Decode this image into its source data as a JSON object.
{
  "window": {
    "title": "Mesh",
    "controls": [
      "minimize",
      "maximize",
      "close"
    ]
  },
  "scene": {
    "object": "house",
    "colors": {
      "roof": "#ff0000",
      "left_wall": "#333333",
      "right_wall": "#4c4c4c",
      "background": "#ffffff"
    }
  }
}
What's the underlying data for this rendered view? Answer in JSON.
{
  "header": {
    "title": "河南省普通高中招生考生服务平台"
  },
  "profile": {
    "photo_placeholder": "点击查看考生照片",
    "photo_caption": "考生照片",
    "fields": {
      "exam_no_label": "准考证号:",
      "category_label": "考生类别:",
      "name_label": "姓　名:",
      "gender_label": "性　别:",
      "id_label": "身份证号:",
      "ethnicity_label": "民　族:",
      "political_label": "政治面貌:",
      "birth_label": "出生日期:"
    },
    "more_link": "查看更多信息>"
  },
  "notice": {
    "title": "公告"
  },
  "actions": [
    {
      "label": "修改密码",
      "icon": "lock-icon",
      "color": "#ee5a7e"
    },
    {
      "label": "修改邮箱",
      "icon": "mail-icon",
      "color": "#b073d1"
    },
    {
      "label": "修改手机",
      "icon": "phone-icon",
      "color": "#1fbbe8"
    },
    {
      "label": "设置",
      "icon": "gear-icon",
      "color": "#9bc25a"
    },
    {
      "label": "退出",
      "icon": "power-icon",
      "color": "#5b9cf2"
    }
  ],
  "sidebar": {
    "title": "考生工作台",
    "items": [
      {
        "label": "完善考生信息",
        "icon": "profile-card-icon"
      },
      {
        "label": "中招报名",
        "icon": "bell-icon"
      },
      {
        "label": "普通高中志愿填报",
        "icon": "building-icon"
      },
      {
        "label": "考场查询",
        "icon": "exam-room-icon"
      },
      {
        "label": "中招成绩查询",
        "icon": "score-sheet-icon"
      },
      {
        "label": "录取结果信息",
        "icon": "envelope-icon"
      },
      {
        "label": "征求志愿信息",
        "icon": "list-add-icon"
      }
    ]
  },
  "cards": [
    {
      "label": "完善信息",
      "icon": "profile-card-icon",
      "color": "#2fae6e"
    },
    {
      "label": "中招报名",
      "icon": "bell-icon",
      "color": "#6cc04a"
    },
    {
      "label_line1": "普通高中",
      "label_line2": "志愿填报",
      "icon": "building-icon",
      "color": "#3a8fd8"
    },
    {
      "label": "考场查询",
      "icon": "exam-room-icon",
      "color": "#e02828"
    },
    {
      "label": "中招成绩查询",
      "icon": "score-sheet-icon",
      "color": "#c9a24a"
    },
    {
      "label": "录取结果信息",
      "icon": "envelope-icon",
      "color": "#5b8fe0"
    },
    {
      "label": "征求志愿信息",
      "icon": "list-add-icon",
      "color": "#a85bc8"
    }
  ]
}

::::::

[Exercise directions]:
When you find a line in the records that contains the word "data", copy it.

[Worked solution]:
Decode this image into its source data as a JSON object.
What's the underlying data for this rendered view? Answer in JSON.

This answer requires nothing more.